The shoot was six weeks long and was a very enjoyable one. The cast and crew were all young guns with tremendous energy. Tim Bevan and Sarah Radclyffe had just started up Working Title, the company that produced the film, and Rebecca O’Brien was an assistant at the time – she’s now Ken Loach’s main producer for his film company Sixteen Films. It was like one big (young) happy family, as they say, and because Hanif’s script was so good, we kind of knew we were on to something special.


Jonny Fines and Gordon Warnecke in My Beautiful Laundrette (2019)

Jonny Fines and Gordon Warnecke in My Beautiful Laundrette (2019), credit Ellie Kurttz

How do you feel about returning to My Beautiful Laundrette, this time playing Papa?

To be honest I was bit miffed not to be asked to play Omar.
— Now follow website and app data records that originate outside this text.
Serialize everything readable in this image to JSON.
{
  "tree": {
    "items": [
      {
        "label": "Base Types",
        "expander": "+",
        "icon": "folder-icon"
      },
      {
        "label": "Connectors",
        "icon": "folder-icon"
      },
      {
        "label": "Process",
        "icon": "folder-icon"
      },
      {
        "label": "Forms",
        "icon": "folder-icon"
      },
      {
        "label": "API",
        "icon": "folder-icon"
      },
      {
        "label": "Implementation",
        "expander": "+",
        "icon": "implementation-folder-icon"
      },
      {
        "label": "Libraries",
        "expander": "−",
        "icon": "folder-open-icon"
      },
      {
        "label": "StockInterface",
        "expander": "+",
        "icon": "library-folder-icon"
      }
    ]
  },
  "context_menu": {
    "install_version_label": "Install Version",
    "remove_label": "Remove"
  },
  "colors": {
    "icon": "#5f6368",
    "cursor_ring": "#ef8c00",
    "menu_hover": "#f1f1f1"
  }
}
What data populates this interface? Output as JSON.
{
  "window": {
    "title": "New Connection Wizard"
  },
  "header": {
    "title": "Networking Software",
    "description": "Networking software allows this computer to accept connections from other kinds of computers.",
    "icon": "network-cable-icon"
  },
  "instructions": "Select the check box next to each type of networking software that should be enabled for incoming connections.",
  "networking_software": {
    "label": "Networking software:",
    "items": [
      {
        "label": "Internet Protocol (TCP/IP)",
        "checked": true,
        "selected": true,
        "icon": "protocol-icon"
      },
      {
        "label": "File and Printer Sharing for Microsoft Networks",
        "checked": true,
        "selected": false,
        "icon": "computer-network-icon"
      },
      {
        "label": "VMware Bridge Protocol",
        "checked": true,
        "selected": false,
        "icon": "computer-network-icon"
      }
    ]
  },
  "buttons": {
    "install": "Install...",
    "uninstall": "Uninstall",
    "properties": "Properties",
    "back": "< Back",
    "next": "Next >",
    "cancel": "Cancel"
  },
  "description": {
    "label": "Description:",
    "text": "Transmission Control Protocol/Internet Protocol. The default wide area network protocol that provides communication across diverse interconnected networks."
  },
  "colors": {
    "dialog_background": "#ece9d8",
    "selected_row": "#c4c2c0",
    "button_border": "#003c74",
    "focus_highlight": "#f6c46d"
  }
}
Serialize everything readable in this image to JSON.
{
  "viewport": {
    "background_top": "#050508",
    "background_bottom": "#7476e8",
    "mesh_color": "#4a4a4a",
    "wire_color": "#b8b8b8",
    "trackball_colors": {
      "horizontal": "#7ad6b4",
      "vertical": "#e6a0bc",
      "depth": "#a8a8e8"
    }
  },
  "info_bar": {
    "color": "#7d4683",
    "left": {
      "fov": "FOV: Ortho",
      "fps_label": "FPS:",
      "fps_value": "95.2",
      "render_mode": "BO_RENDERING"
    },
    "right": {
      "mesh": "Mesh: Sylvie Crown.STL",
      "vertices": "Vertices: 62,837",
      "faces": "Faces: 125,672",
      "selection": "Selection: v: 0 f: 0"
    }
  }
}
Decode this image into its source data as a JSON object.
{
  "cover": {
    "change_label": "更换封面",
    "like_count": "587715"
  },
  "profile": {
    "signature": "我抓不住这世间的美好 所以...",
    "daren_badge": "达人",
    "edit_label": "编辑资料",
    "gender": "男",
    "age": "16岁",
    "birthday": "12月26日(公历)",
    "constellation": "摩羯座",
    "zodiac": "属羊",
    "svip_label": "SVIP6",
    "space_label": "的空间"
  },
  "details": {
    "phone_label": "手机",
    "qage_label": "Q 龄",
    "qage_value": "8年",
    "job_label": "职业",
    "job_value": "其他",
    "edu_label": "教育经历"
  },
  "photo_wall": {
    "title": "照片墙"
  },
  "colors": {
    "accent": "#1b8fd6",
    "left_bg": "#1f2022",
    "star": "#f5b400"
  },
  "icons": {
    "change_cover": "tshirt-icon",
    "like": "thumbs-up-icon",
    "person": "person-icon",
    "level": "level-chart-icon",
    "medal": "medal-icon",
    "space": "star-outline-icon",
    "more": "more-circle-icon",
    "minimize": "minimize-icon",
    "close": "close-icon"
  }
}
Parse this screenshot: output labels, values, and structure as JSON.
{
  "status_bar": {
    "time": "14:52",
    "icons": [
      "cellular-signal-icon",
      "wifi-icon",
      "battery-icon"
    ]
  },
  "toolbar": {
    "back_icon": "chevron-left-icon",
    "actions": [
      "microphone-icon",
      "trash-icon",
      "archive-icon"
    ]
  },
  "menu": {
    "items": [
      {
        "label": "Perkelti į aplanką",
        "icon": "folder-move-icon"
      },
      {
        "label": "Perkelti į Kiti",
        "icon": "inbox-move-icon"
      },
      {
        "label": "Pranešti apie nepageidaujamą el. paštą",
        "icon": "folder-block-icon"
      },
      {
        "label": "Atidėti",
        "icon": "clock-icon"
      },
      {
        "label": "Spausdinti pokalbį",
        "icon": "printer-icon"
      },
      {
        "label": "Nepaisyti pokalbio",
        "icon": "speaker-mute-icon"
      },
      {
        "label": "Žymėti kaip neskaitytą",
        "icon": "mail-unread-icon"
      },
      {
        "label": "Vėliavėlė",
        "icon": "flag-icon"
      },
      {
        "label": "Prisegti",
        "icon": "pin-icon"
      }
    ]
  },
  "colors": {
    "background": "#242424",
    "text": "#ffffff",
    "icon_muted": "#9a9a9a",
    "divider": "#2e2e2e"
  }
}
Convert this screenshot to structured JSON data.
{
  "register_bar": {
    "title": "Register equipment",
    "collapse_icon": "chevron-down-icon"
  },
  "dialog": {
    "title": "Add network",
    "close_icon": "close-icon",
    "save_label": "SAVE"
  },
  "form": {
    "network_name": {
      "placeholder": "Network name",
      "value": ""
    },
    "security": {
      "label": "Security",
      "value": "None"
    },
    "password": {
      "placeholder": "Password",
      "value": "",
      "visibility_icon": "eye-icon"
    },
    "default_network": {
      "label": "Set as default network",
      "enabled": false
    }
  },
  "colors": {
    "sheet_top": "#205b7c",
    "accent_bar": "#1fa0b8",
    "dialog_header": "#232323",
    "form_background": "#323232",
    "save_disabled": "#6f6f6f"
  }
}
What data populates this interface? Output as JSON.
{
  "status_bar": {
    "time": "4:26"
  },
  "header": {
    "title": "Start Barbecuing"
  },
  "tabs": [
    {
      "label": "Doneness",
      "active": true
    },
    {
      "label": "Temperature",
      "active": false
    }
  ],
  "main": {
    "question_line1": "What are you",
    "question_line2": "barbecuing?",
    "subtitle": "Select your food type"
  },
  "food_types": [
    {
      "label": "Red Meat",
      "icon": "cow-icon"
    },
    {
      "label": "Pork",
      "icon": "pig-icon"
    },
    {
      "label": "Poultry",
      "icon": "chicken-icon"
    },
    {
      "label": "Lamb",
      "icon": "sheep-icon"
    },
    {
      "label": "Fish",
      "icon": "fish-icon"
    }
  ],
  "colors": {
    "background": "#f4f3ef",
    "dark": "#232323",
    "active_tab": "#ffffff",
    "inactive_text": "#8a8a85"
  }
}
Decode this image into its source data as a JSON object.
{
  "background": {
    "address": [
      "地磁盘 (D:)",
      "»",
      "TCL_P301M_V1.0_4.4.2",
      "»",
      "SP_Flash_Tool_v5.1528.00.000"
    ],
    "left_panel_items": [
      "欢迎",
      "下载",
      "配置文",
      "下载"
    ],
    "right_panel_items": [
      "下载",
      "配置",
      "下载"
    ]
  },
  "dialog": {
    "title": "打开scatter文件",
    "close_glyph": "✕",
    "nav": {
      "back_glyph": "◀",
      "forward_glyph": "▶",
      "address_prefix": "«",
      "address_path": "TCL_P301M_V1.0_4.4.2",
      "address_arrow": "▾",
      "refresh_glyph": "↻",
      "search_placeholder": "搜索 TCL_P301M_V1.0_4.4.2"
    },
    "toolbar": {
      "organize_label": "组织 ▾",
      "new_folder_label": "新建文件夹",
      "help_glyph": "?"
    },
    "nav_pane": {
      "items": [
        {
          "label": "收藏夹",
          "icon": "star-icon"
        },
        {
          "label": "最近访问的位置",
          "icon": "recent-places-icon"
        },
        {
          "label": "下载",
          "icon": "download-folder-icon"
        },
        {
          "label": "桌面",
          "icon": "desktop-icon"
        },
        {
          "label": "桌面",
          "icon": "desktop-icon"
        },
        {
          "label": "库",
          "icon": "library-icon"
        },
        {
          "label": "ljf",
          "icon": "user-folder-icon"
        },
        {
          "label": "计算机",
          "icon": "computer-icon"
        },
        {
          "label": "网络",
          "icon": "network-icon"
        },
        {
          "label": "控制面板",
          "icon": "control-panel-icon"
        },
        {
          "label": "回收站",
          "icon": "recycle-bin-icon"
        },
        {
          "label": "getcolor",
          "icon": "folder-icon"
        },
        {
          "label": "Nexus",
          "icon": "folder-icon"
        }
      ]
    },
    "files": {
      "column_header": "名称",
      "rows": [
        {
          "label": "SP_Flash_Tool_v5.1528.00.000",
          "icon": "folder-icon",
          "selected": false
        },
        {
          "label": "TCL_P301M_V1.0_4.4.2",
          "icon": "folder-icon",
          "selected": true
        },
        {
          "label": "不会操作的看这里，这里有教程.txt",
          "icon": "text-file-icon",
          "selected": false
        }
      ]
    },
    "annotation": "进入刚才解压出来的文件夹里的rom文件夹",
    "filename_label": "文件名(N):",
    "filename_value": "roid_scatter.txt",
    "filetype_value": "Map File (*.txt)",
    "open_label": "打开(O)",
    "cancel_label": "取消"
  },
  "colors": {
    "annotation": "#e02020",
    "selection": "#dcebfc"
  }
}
Obviously bathing in Oil of Olay every day for 34 years has not helped me to stay looking young!

But honestly, it’s a bit strange. I haven’t seen the film for well over 20 years and to be revisiting it, though I have many memories of it and have had to talk about it on various occasions at screenings and events, is a bit like déjà vu. I’m honoured to be asked to be part of what is going to be a very exciting production and as an actor I feel blessed that I have been asked to play Papa. I’m going into it with what I hope will be with fresh eyes.

34 years after the release of the original film, how do you think contemporary audiences will react to this story? Have attitudes and society changed since then?

There are many elements within Hanif’s story that will resonate with audiences of all ages who come to see the play. The desire to ‘better’ oneself, family issues and the endearing love story are things we can all understand.

In terms of whether things have changed, there has certainly been a continual integration of different cultures within our society and increasing acceptance, although in recent times, there has been a backlash towards the Muslim and Jewish communities from some quarters.

I think British society has become a lot more tolerant in its attitude towards gay people but unfortunately there is still a degree of homophobia, sometimes resulting in disgusting comments and even physical attacks on members of the gay community.

I would say that My Beautiful Laundrette is timeless. Even though it was written over 30 years ago, issues that existed then still surface now in one way or another, and with Hanif adapting his own script, the story is still being told in an informative and entertaining way.

What do you think putting My Beautiful Laundrette on-stage will bring to the story?

Nikolai Foster, the director, has some fantastic ideas how to bring the story to life on the stage, Hanif has written an amazing stage adaptation that really fleshes out the characters, and the excellent stage designer Grace Smart will be making the whole experience incredibly visual. The Pet Shop Boys who are doing the music for the show will also give it another dimension and the cast who are mostly young are brilliant. All of this combined with Nikolai’s assured direction means this story is being given a fresh retelling… and it’s about time, too!

My Beautiful Laundrette is now available to watch online, alongside a filmed discussion with the cast and creatives. The recording is free to view, but by making a donation, you can help to secure a future for our work and ensure that we are able to continue making shows like this when restrictions on indoor gatherings lift.